● RECORDS SUPPLIED:

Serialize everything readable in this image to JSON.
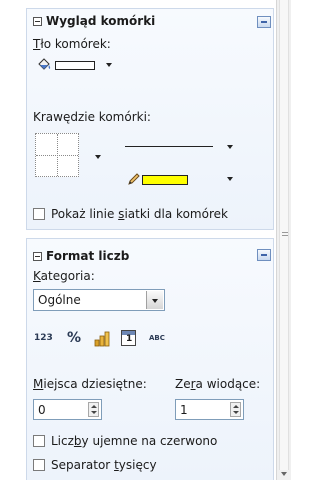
{
  "cell_appearance": {
    "title": "Wygląd komórki",
    "background": {
      "label_first": "T",
      "label_rest": "ło komórek:",
      "color": "#ffffff",
      "icon": "paint-bucket-icon"
    },
    "borders": {
      "label": "Krawędzie komórki:",
      "line_color": "#ffff00",
      "icon": "pencil-icon"
    },
    "gridlines_checkbox": {
      "label_before": "Pokaż linie ",
      "label_underlined": "s",
      "label_after": "iatki dla komórek",
      "checked": false
    }
  },
  "number_format": {
    "title": "Format liczb",
    "category": {
      "label_first": "K",
      "label_rest": "ategoria:",
      "value": "Ogólne"
    },
    "format_icons": [
      {
        "name": "number-format-icon",
        "text": "123"
      },
      {
        "name": "percent-format-icon",
        "text": "%"
      },
      {
        "name": "currency-format-icon",
        "text": ""
      },
      {
        "name": "date-format-icon",
        "text": "1"
      },
      {
        "name": "text-format-icon",
        "text": "ABC"
      }
    ],
    "decimal_places": {
      "label_first": "M",
      "label_rest": "iejsca dziesiętne:",
      "value": "0"
    },
    "leading_zeros": {
      "label_before": "Ze",
      "label_underlined": "r",
      "label_after": "a wiodące:",
      "value": "1"
    },
    "negative_red": {
      "label_before": "Licz",
      "label_underlined": "b",
      "label_after": "y ujemne na czerwono",
      "checked": false
    },
    "thousands_separator": {
      "label_before": "Separator ",
      "label_underlined": "t",
      "label_after": "ysięcy",
      "checked": false
    }
  },
  "colors": {
    "section_border": "#cdd9ea",
    "line_color_swatch": "#ffff00",
    "menu_button": "#3f64a8"
  }
}
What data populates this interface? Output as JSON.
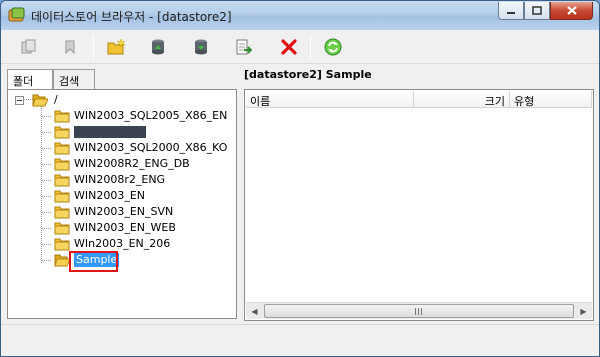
{
  "window": {
    "title": "데이터스토어 브라우저 - [datastore2]",
    "buttons": {
      "minimize_icon": "minimize-icon",
      "maximize_icon": "maximize-icon",
      "close_icon": "close-icon"
    }
  },
  "toolbar": {
    "buttons": [
      {
        "name": "copy-button",
        "icon": "copy-icon",
        "enabled": false
      },
      {
        "name": "back-button",
        "icon": "back-icon",
        "enabled": false
      },
      {
        "name": "new-folder-button",
        "icon": "new-folder-icon",
        "enabled": true
      },
      {
        "name": "upload-button",
        "icon": "upload-icon",
        "enabled": true
      },
      {
        "name": "download-button",
        "icon": "download-icon",
        "enabled": true
      },
      {
        "name": "register-button",
        "icon": "register-icon",
        "enabled": true
      },
      {
        "name": "delete-button",
        "icon": "delete-icon",
        "enabled": true,
        "color": "#e01010"
      },
      {
        "name": "refresh-button",
        "icon": "refresh-icon",
        "enabled": true,
        "color": "#2fa52f"
      }
    ]
  },
  "tabs": [
    {
      "label": "폴더",
      "active": true
    },
    {
      "label": "검색",
      "active": false
    }
  ],
  "tree": {
    "root": "/",
    "children": [
      "WIN2003_SQL2005_X86_EN",
      "",
      "WIN2003_SQL2000_X86_KO",
      "WIN2008R2_ENG_DB",
      "WIN2008r2_ENG",
      "WIN2003_EN",
      "WIN2003_EN_SVN",
      "WIN2003_EN_WEB",
      "WIn2003_EN_206",
      "Sample"
    ],
    "selected": "Sample",
    "redacted_index": 1
  },
  "right_panel": {
    "title": "[datastore2] Sample",
    "columns": [
      "이름",
      "크기",
      "유형"
    ]
  },
  "colors": {
    "selection": "#3399ff",
    "highlight_box": "#e0141b",
    "folder": "#f2c230"
  }
}
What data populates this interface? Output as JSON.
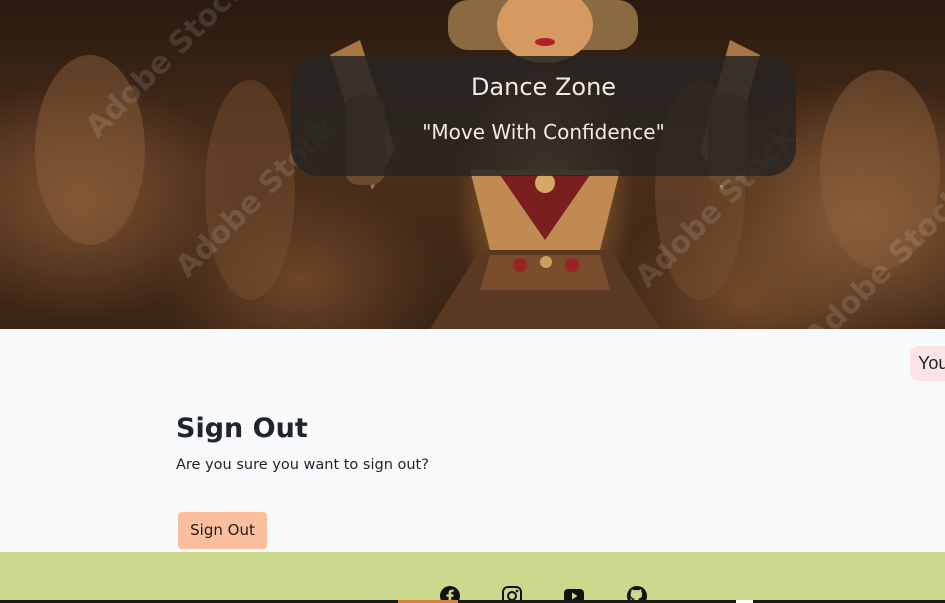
{
  "hero": {
    "title": "Dance Zone",
    "tagline": "\"Move With Confidence\"",
    "watermark": "Adobe Stock"
  },
  "toast": {
    "text": "You"
  },
  "signout": {
    "title": "Sign Out",
    "message": "Are you sure you want to sign out?",
    "button_label": "Sign Out"
  },
  "footer": {
    "social_icons": [
      "facebook-icon",
      "instagram-icon",
      "youtube-icon",
      "github-icon"
    ]
  },
  "colors": {
    "page_background": "#f8f9fa",
    "button": "#fcbf9e",
    "footer": "#cad98c",
    "toast": "#fbe4e4"
  }
}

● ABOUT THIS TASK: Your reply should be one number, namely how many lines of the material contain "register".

● FINAL ANSWER: 2